■ Excerpts from an interface dataset
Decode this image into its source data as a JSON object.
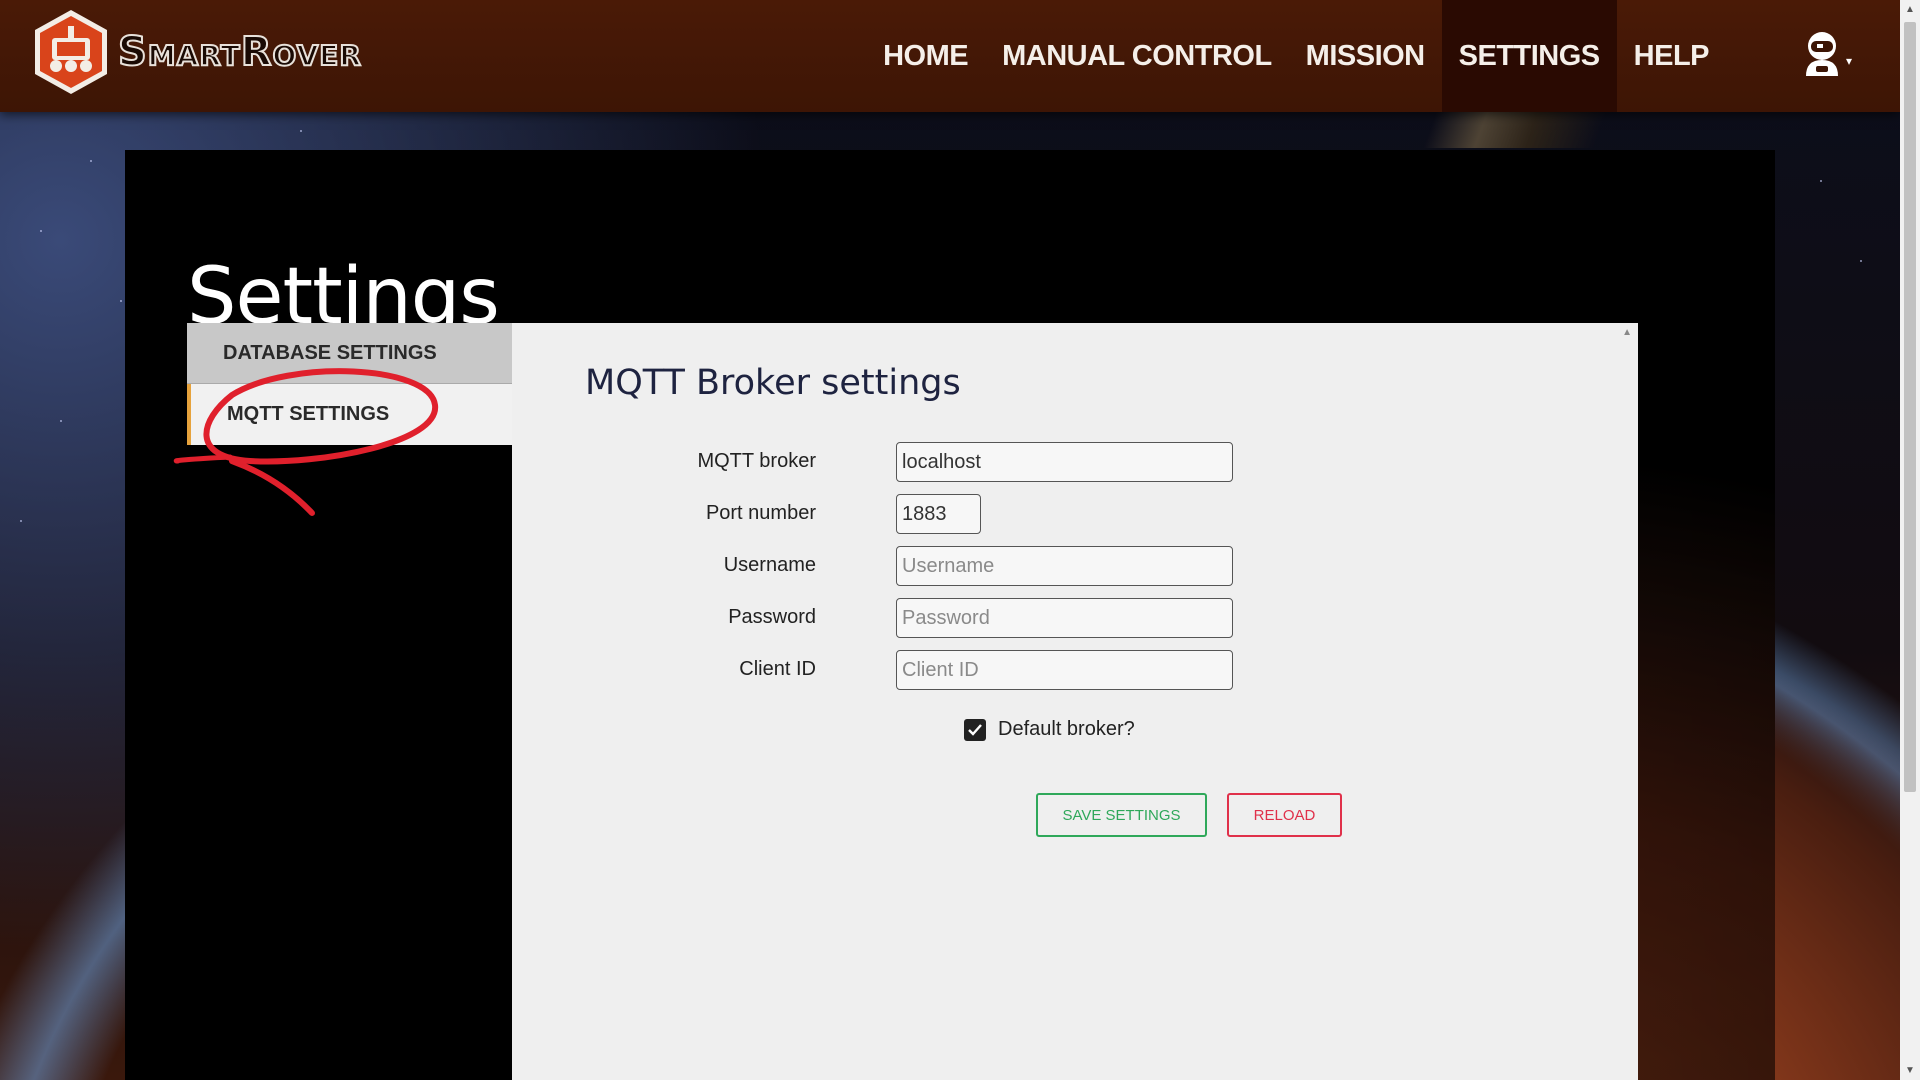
{
  "app": {
    "brand": "SmartRover"
  },
  "nav": {
    "items": [
      {
        "label": "HOME",
        "active": false
      },
      {
        "label": "MANUAL CONTROL",
        "active": false
      },
      {
        "label": "MISSION",
        "active": false
      },
      {
        "label": "SETTINGS",
        "active": true
      },
      {
        "label": "HELP",
        "active": false
      }
    ],
    "user_icon": "astronaut-user-icon"
  },
  "page": {
    "title": "Settings"
  },
  "sidebar": {
    "items": [
      {
        "label": "DATABASE SETTINGS",
        "active": false
      },
      {
        "label": "MQTT SETTINGS",
        "active": true
      }
    ]
  },
  "panel": {
    "title": "MQTT Broker settings",
    "fields": {
      "broker": {
        "label": "MQTT broker",
        "value": "localhost",
        "placeholder": ""
      },
      "port": {
        "label": "Port number",
        "value": "1883",
        "placeholder": ""
      },
      "username": {
        "label": "Username",
        "value": "",
        "placeholder": "Username"
      },
      "password": {
        "label": "Password",
        "value": "",
        "placeholder": "Password"
      },
      "client_id": {
        "label": "Client ID",
        "value": "",
        "placeholder": "Client ID"
      }
    },
    "default_broker": {
      "label": "Default broker?",
      "checked": true
    },
    "buttons": {
      "save": "SAVE SETTINGS",
      "reload": "RELOAD"
    }
  },
  "colors": {
    "topbar": "#3d1505",
    "nav_active": "#2a0a02",
    "save": "#2fa85a",
    "reload": "#e0304a",
    "annotation": "#e0202c",
    "sidebar_accent": "#e6a23c"
  }
}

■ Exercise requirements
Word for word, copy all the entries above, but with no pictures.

■ Solution to this task
Decode this image into its source data as a JSON object.
{
  "app": {
    "brand": "SmartRover"
  },
  "nav": {
    "items": [
      {
        "label": "HOME",
        "active": false
      },
      {
        "label": "MANUAL CONTROL",
        "active": false
      },
      {
        "label": "MISSION",
        "active": false
      },
      {
        "label": "SETTINGS",
        "active": true
      },
      {
        "label": "HELP",
        "active": false
      }
    ],
    "user_icon": "astronaut-user-icon"
  },
  "page": {
    "title": "Settings"
  },
  "sidebar": {
    "items": [
      {
        "label": "DATABASE SETTINGS",
        "active": false
      },
      {
        "label": "MQTT SETTINGS",
        "active": true
      }
    ]
  },
  "panel": {
    "title": "MQTT Broker settings",
    "fields": {
      "broker": {
        "label": "MQTT broker",
        "value": "localhost",
        "placeholder": ""
      },
      "port": {
        "label": "Port number",
        "value": "1883",
        "placeholder": ""
      },
      "username": {
        "label": "Username",
        "value": "",
        "placeholder": "Username"
      },
      "password": {
        "label": "Password",
        "value": "",
        "placeholder": "Password"
      },
      "client_id": {
        "label": "Client ID",
        "value": "",
        "placeholder": "Client ID"
      }
    },
    "default_broker": {
      "label": "Default broker?",
      "checked": true
    },
    "buttons": {
      "save": "SAVE SETTINGS",
      "reload": "RELOAD"
    }
  },
  "colors": {
    "topbar": "#3d1505",
    "nav_active": "#2a0a02",
    "save": "#2fa85a",
    "reload": "#e0304a",
    "annotation": "#e0202c",
    "sidebar_accent": "#e6a23c"
  }
}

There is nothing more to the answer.